The massive data breach at the Office of Personnel Management made public on June 4 exposed personal information of roughly 4 million current and former federal employees. But the attack also revealed that despite the extensive resources sunk into network defenses and confident talk of high-level officials, the government's data remains poorly defended.

U.S. officials quickly identified China as a possible source of the attack, a charge that China quickly criticized.

The cyber attack on OPM – or more specifically, on Interior Department data centers that house OPM data –occurred despite government-wide cybersecurity efforts led by the Homeland Security Department that include continuous diagnostic monitoring and the $3 billion Einstein network monitoring program.

For its part, DHS leadership said they helped OPM "develop and implement a comprehensive network monitoring plan" that led to OPM identifying the breach in April. That plan included Einstein, according to a DHS statement.

"Using these newly identified cyber indicators, DHS's United States-Computer Emergency Readiness Team (US-CERT) used the Einstein system to discover a potential compromise of federal [personal identifiable information]. Working with the affected agency and other interagency partners, US-CERT cyber incident response teams were deployed to identify the scope of the potential intrusion and mitigate any risks identified," a DHS spokesman said in an emailed statement.

According to a DHS official speaking on background, US-CERT reviewed the malware and shared the analysis with the affected agencies and interagency partners, and deployed the signatures to Einstein to protect federal networks. DHS then shared the data with all federal CIOs, and US-CERT also worked with the FBI to disseminate an information bulletin about the malware to the private sector and other cybersecurity stakeholders.

"In this incident, Einstein was used to identify the presence of a cybersecurity incident affecting OPM's IT systems and data at the Department of the Interior's data center, which is a shared service center and a means for federal agencies to collaborate and achieve efficiencies," the official said.

But there are a few different iterations of the Einstein, each more comprehensive than the other, and it's unclear what agencies do or do not have Einstein in place on their networks – especially the latest version, Einstein 3 (Accelerated) or E3A. All three versions of Einstein are designed to detect and repel malicious traffic on federal networks, and are provided as managed services by internet service providers under DHS direction.

Einstein 3 is scheduled to be deployed across federal networks next year, an acceleration on the original 2018 schedule, Josh Earnest, White House press secretary, said in a June 5 press conference.

But Einstein's application is uneven across the government for a variety of reasons.
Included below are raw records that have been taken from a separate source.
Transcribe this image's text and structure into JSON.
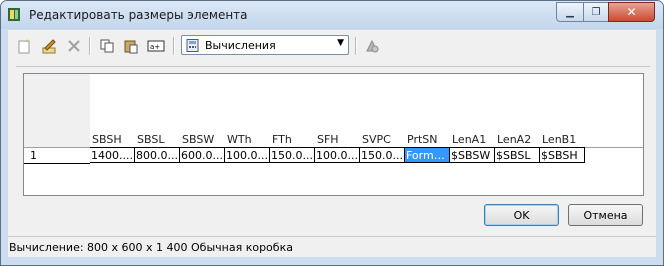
{
  "window": {
    "title": "Редактировать размеры элемента",
    "close_glyph": "✕",
    "min_glyph": "▁",
    "max_glyph": "❐"
  },
  "toolbar": {
    "icons": [
      "new-row-icon",
      "edit-icon",
      "delete-icon",
      "copy-icon",
      "paste-icon",
      "field-icon",
      "calculator-icon",
      "apply-icon"
    ],
    "combo_value": "Вычисления"
  },
  "grid": {
    "columns": [
      "SBSH",
      "SBSL",
      "SBSW",
      "WTh",
      "FTh",
      "SFH",
      "SVPC",
      "PrtSN",
      "LenA1",
      "LenA2",
      "LenB1"
    ],
    "rows": [
      {
        "num": "1",
        "cells": [
          "1400....",
          "800.0...",
          "600.0...",
          "100.0...",
          "150.0...",
          "100.0...",
          "150.0...",
          "Forma...",
          "$SBSW",
          "$SBSL",
          "$SBSH"
        ],
        "selected_index": 7
      }
    ]
  },
  "buttons": {
    "ok": "OK",
    "cancel": "Отмена"
  },
  "status": "Вычисление: 800 x 600 x 1 400 Обычная коробка",
  "colors": {
    "selection": "#3399ff",
    "titlebar": "#c3d6ec",
    "close": "#c84c32"
  }
}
The Department of Interior contracts at least some of its telecommunications services through the Networx contract, provided by Century Link, Verizon and AT&T. Century Link and Verizon reportedly both provide Einstein to federal agencies under a signed agreement, but AT&T refused the agreement without liability protections, according to a former DHS official.

"It's not clear if they ever did sign. [DHS] was trying to find a way to bring AT&T onboard, but if they didn't, only CenturyLink and Verizon traffic would have been filtered through the additional signature checks protected by Einstein," said Chris Cummiskey, former DHS acting undersecretary for management.

AT&T provides at least some of Interior's telecom services, according to public records, but it is unclear if those services cover the agency's data centers. AT&T did not respond to requests for comment.

Where Einstein is implemented isn't the only question the OPM breach raises.

"Einstein should have ... detected this, but it also should have protected the exfiltration from happening. Why did it detect the intrusion but not protect against infiltration?" said Mark Weatherford, former DHS deputy under secretary for cybersecurity and now Chertoff Group principal. "The whole secret sauce of Einstein is taking government intelligence and information and applying it in addition to commercially available intelligence and information. It's supposed to be the bar for government agencies to be able to detect and mitigate better than pure commercial products? So how did this happen? Why did Einstein and other commercial products not notice all this information being transmitted to a foreign country's IP range?"

It's a question that is likely to echo in the coming weeks as the fallout from the OPM breach continues. Backers of Einstein insist it's critical to federal cybersecurity – and that it works – but the program is likely to face serious scrutiny.

"The government has spent hundreds of millions on this; there are committees on the Hill that are invested in and committed to this. So it's a legitimate question to ask if Einstein couldn't prevent this breach, is it worth the hundreds of millions we're putting into it? What is the problem?" Weatherford said.